ALSO ON THIS DAY

Gunman kills 12 in D.C. Navy Yard massacre

On this day in 2013, a 34-year-old man goes on a rampage at the Navy Yard in Washington, D.C., killing 12 people and wounding several others over the course of an hour before he is fatally shot by police. Investigators later determined that the gunman, Aaron Alexis, a computer ...read more

Massacres at Sabra and Shatila

Hours after the Israeli forces enter West Beirut, Phalangist militiamen begin a massacre of Palestinians at the Sabra and Shatila refugee camps. Within two days, 1,000 men, women, and children were dead. The Phalangists, a Christian faction in Lebanon, were closely allied with ...read more

Mayflower departs England

The Mayflower sails from Plymouth, England, bound for the New World with 102 passengers. The ship was headed for Virginia, where the colonists–half religious dissenters and half entrepreneurs–had been authorized to settle by the British crown. However, stormy weather and ...read more
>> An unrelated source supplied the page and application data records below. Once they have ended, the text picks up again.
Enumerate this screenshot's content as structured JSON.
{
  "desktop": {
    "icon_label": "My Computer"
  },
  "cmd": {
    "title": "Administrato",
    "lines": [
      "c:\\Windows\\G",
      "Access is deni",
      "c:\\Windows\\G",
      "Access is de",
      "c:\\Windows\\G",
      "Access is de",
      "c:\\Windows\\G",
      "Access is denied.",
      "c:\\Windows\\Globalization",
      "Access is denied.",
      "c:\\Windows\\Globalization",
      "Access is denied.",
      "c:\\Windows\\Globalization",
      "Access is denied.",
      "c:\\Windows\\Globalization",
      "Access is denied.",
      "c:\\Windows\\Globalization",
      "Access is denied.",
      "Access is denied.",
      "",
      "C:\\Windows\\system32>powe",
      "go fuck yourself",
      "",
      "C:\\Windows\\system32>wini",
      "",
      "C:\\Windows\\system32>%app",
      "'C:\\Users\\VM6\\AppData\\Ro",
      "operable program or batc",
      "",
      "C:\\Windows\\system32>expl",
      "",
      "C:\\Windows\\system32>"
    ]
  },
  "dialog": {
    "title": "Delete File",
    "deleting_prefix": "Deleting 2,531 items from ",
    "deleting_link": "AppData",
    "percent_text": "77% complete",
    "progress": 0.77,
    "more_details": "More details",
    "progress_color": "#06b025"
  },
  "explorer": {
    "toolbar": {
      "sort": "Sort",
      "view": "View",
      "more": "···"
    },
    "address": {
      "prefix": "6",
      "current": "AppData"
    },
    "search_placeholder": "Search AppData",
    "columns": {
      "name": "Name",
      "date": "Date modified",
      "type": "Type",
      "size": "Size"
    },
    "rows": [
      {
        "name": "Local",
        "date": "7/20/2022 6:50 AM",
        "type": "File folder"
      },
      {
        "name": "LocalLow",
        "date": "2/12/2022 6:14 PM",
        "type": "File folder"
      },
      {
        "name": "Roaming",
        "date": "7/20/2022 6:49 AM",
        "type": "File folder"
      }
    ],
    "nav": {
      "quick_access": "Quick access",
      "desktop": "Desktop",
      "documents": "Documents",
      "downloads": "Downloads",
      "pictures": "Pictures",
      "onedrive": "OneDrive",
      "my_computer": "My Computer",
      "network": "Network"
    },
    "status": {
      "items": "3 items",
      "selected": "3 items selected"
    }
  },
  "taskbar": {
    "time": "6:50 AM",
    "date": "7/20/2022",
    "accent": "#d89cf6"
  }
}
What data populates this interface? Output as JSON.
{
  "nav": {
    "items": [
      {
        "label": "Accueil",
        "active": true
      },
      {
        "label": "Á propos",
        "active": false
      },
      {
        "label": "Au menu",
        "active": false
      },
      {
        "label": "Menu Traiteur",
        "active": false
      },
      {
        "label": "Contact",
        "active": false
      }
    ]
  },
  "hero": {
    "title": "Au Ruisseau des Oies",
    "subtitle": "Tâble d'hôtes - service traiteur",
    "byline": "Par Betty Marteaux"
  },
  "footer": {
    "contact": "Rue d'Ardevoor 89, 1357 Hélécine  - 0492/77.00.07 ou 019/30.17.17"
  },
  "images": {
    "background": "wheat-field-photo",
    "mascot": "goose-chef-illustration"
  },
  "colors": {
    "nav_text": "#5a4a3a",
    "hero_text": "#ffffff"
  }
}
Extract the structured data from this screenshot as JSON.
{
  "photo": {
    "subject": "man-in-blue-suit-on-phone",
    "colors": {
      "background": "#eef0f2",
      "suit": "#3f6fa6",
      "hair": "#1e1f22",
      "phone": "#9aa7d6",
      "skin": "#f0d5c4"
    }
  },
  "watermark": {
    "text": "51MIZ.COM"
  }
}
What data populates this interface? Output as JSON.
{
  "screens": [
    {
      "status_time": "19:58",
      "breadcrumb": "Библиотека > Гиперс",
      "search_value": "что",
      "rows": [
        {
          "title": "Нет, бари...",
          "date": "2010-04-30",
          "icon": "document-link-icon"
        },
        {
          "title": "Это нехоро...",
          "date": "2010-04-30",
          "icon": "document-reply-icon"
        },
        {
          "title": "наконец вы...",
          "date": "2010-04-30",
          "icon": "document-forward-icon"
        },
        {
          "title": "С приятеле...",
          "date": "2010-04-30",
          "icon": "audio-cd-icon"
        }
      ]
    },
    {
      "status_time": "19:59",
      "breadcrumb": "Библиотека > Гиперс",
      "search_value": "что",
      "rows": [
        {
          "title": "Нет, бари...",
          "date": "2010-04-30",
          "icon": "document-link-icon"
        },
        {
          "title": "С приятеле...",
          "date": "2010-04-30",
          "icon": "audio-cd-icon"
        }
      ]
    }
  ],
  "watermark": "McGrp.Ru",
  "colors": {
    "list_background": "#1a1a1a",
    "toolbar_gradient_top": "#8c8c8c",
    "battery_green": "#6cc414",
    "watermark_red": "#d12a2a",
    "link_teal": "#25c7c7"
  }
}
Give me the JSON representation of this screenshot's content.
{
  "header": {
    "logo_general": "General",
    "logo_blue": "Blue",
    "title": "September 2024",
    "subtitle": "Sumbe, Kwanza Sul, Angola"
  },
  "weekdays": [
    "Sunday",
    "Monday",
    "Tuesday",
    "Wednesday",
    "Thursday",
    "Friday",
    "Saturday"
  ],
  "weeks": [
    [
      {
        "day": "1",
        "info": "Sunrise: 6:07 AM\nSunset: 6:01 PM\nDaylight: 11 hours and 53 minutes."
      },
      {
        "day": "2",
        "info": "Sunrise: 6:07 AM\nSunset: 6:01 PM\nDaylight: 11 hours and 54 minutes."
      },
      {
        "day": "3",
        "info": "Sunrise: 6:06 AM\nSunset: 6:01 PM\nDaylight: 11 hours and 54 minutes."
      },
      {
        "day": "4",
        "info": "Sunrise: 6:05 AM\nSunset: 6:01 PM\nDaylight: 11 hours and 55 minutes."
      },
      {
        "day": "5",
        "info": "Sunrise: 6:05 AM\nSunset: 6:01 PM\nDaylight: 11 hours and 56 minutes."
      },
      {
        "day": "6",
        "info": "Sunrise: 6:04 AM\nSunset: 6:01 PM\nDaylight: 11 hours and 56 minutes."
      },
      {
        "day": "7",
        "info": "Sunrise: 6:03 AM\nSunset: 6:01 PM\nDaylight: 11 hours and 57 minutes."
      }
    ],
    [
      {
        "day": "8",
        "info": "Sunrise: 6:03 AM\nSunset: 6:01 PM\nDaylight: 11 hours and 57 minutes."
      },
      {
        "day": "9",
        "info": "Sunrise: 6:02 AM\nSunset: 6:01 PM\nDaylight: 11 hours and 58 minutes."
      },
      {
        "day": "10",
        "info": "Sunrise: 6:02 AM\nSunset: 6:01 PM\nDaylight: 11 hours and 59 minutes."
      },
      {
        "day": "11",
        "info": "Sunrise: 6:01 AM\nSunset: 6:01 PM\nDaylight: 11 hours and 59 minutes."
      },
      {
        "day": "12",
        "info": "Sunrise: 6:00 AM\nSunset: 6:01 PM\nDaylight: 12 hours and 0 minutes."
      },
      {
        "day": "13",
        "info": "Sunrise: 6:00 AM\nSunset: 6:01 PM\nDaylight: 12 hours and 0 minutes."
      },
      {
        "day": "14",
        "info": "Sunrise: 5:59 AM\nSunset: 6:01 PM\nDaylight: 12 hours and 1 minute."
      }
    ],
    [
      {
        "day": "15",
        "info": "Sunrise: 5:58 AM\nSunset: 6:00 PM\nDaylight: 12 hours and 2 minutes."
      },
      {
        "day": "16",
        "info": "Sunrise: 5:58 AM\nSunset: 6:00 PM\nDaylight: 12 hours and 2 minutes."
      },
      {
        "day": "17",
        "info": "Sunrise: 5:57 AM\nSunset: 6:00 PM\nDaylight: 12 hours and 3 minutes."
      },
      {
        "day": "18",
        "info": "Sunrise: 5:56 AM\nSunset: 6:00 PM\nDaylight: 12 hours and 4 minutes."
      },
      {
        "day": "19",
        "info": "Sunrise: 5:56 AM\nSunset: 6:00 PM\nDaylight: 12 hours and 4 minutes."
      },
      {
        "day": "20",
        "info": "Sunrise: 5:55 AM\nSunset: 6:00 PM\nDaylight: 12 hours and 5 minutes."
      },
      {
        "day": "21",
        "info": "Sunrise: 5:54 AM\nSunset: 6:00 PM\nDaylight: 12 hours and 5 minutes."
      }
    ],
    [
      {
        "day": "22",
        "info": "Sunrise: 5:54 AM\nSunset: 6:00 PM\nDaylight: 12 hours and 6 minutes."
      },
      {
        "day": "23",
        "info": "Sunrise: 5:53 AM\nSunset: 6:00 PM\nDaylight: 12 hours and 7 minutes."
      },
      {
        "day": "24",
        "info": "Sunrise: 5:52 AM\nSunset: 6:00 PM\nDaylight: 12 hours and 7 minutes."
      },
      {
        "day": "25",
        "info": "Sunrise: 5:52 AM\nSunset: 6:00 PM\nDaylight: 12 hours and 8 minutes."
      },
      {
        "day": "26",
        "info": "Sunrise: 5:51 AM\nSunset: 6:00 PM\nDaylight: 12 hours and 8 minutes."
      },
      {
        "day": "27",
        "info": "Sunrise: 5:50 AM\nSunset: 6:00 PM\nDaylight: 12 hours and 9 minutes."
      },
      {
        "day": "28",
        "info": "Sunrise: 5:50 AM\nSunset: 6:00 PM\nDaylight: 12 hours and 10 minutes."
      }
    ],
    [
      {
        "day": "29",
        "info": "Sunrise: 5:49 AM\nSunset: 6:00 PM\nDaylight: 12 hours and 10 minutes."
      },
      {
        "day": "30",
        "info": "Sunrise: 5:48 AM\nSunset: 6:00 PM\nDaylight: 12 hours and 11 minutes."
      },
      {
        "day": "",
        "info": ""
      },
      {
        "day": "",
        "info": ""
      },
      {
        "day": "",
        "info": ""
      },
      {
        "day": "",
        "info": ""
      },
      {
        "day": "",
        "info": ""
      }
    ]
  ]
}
Mexican War of Independence begins

Miguel Hidalgo y Costilla, a Catholic priest, launches the Mexican War of Independence with the issuing of his Grito de Dolores, or “Cry of Dolores,” The revolutionary tract, so-named because it was publicly read by Hidalgo in the town of Dolores, called for the end of 300 years ...read more

Maria Callas dies

Celebrated soprano Maria Callas dies in Paris at the age of 53. Born in New York City in 1923 to Greek immigrants, Callas demonstrated her talent for singing at an early age. When she was 13, she went to Athens to study under the noted soprano Elvira de Hidalgo. Her first major ...read more

Settlers race to claim land

On this day in 1893, the largest land run in history begins with more than 100,000 people pouring into the Cherokee Strip of Oklahoma to claim valuable land that had once belonged to Native Americans. With a single shot from a pistol the mad dash began, and land-hungry pioneers ...read more

Frasier debuts

On this day in 1993, Frasier, a spin-off of the long-running mega-hit sitcom Cheers, makes its debut on NBC; it will go on to air for 11 seasons and win multiple Emmy Awards. Frasier starred Kelsey Grammer as the erudite, snobbish Dr. Frasier Crane, a radio psychiatrist who ...read more

Killer quake shakes Iran

An extremely deadly earthquake rocks Iran, killing more than 25,000 people on this day in 1978. The 7.7-magnitude quake struck the northeastern part of the country, an area that has traditionally seen much seismic activity. Ten years earlier, a 6.5-magnitude quake centered in ...read more

United Nations essay contest angers Soviets

On this day, Soviet representatives condemn an essay writing contest sponsored by the United Nations. The incident, though small, indicated that the Cold War was as much a battle of words as a war of bombs and guns. In 1950, the Public Information Department of the United ...read more